First 3 books of 2013  
Let's keep it brief, shall we?

Book 1
The Other Side of Normal - Jordan Smoller

A Harvard psychiatrist looks at what constitutes a mental disorder, based on the spectrum of what is normal. His take is that mental illness is sometimes a diagnosis of a constellation of issues that often don't look at the intersection of biology and environment. That is to say, we are willing to say grief and depression are normal after a loved ones' death, but we have a hard time drawing the line when that grief/depression is expected to revert. Or, more to the point of blurred lines, anxiety is a normal evolutionary development that everyone possesses. The ability to tamp down anxiety, then, could be as much about understanding the normal range of its uses, via neuroscience tests as much as talk therapy. Very well done.

Book 2
Unbearable Lightness - Portia de Rossi

Speaking of mental illness, this memoir looks at body issues and anorexia from a woman who worked through them in the spotlight.

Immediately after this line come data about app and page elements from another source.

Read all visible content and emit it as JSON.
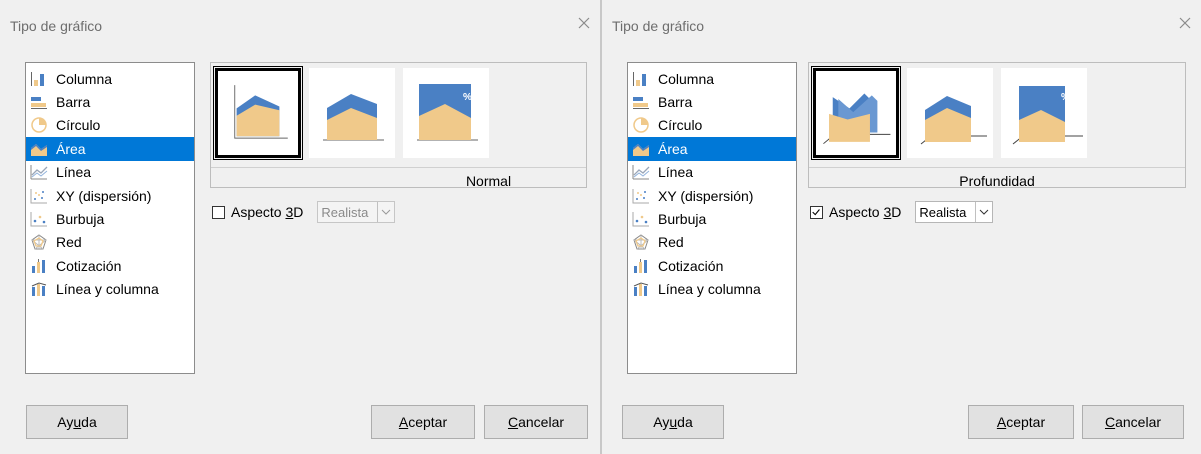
{
  "dialogs": [
    {
      "title": "Tipo de gráfico",
      "selected_type_index": 3,
      "variants": [
        "normal",
        "stacked",
        "percent"
      ],
      "selected_variant_index": 0,
      "variant_caption": "Normal",
      "aspect3d": {
        "checked": false,
        "label_pre": "Aspecto ",
        "label_key": "3",
        "label_post": "D"
      },
      "shading": {
        "value": "Realista",
        "enabled": false
      },
      "buttons": {
        "help": {
          "pre": "Ay",
          "key": "u",
          "post": "da"
        },
        "ok": {
          "pre": "",
          "key": "A",
          "post": "ceptar"
        },
        "cancel": {
          "pre": "",
          "key": "C",
          "post": "ancelar"
        }
      }
    },
    {
      "title": "Tipo de gráfico",
      "selected_type_index": 3,
      "variants": [
        "depth",
        "stacked3d",
        "percent3d"
      ],
      "selected_variant_index": 0,
      "variant_caption": "Profundidad",
      "aspect3d": {
        "checked": true,
        "label_pre": "Aspecto ",
        "label_key": "3",
        "label_post": "D"
      },
      "shading": {
        "value": "Realista",
        "enabled": true
      },
      "buttons": {
        "help": {
          "pre": "Ay",
          "key": "u",
          "post": "da"
        },
        "ok": {
          "pre": "",
          "key": "A",
          "post": "ceptar"
        },
        "cancel": {
          "pre": "",
          "key": "C",
          "post": "ancelar"
        }
      }
    }
  ],
  "chart_types": [
    {
      "label": "Columna",
      "icon": "column-chart-icon"
    },
    {
      "label": "Barra",
      "icon": "bar-chart-icon"
    },
    {
      "label": "Círculo",
      "icon": "pie-chart-icon"
    },
    {
      "label": "Área",
      "icon": "area-chart-icon"
    },
    {
      "label": "Línea",
      "icon": "line-chart-icon"
    },
    {
      "label": "XY (dispersión)",
      "icon": "scatter-chart-icon"
    },
    {
      "label": "Burbuja",
      "icon": "bubble-chart-icon"
    },
    {
      "label": "Red",
      "icon": "net-chart-icon"
    },
    {
      "label": "Cotización",
      "icon": "stock-chart-icon"
    },
    {
      "label": "Línea y columna",
      "icon": "line-column-chart-icon"
    }
  ],
  "percent_symbol": "%",
  "colors": {
    "selection": "#0078d7",
    "area_fill": "#f0c98a",
    "area_blue": "#4a80c4"
  }
}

I is weary enough to read someone explain how they tied their self-worth to their looks in general and weight specifically. I can't imagine living it, much less struggling with my sexuality in such a raw way. The book ends on the happy note that we know her life to be now. but you hear a lot of the blunt details along the way.

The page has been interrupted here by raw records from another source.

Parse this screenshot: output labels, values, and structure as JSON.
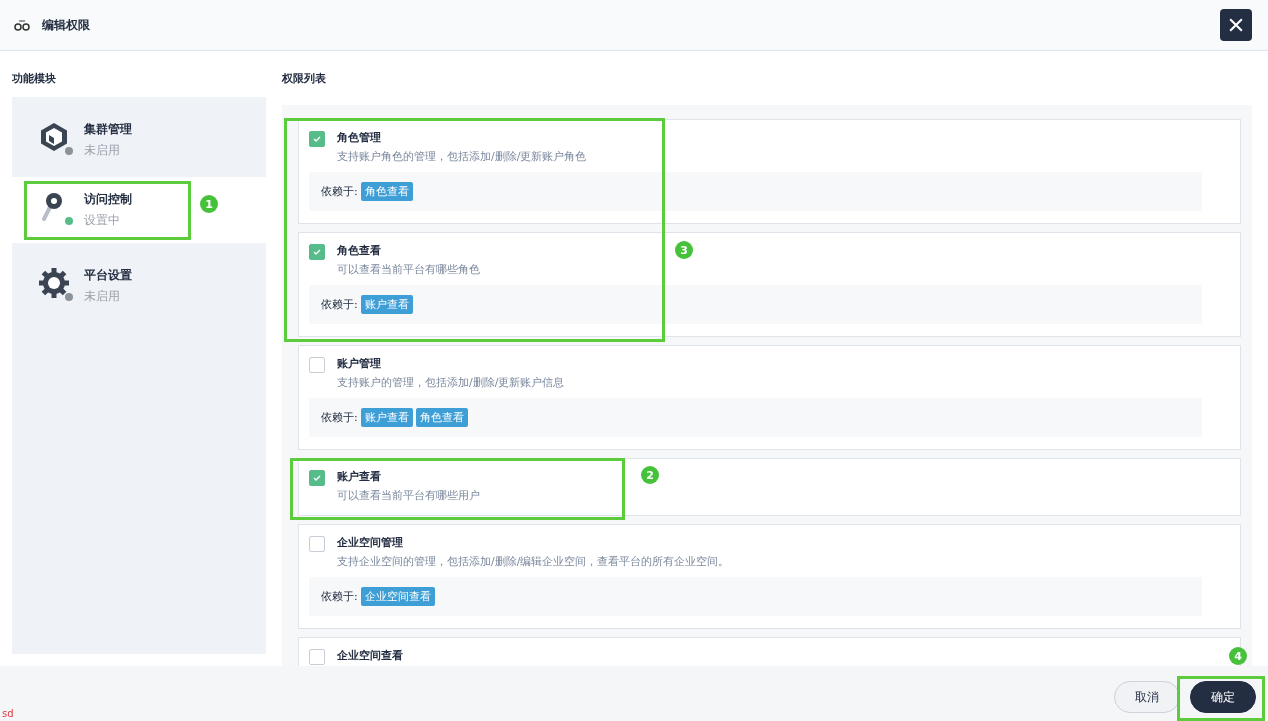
{
  "window": {
    "title": "编辑权限"
  },
  "modules": {
    "heading": "功能模块",
    "items": [
      {
        "name": "集群管理",
        "status": "未启用",
        "selected": false,
        "color": "#8a929c"
      },
      {
        "name": "访问控制",
        "status": "设置中",
        "selected": true,
        "color": "#55bc8a"
      },
      {
        "name": "平台设置",
        "status": "未启用",
        "selected": false,
        "color": "#8a929c"
      }
    ]
  },
  "permissions": {
    "heading": "权限列表",
    "items": [
      {
        "name": "角色管理",
        "description": "支持账户角色的管理，包括添加/删除/更新账户角色",
        "checked": true,
        "depends_label": "依赖于:",
        "depends_on": [
          "角色查看"
        ]
      },
      {
        "name": "角色查看",
        "description": "可以查看当前平台有哪些角色",
        "checked": true,
        "depends_label": "依赖于:",
        "depends_on": [
          "账户查看"
        ]
      },
      {
        "name": "账户管理",
        "description": "支持账户的管理，包括添加/删除/更新账户信息",
        "checked": false,
        "depends_label": "依赖于:",
        "depends_on": [
          "账户查看",
          "角色查看"
        ]
      },
      {
        "name": "账户查看",
        "description": "可以查看当前平台有哪些用户",
        "checked": true
      },
      {
        "name": "企业空间管理",
        "description": "支持企业空间的管理，包括添加/删除/编辑企业空间，查看平台的所有企业空间。",
        "checked": false,
        "depends_label": "依赖于:",
        "depends_on": [
          "企业空间查看"
        ]
      },
      {
        "name": "企业空间查看",
        "checked": false
      }
    ]
  },
  "footer": {
    "buttons": [
      {
        "label": "取消",
        "kind": "secondary"
      },
      {
        "label": "确定",
        "kind": "primary"
      }
    ],
    "note": "sd"
  },
  "annotations": [
    "1",
    "3",
    "2",
    "4"
  ]
}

Book 3
Salt: A World History - Mark Kurlansky

I read one of his books last year, on baseball in the Dominican Republican. There, like here, the author relies too much on factoids and long, winding sentences to pad this book. In fact, the first section of the book, a look at the chronological importance of salt in preserving food and maintaining health from ancient China to the Roman Empire, is a repetitive drone that could easily have been done in about 50 pages at most. He instead writes for three times that amount, detailing the archaic ways each society gathered and produced salt. Worse are the recipes, throughout the book, that he feels showcase a time and place. Instead, it just pads the book and perhaps lends to his self-important view of his work. Most reviews on this and his other books have been raves but I was unimpressed.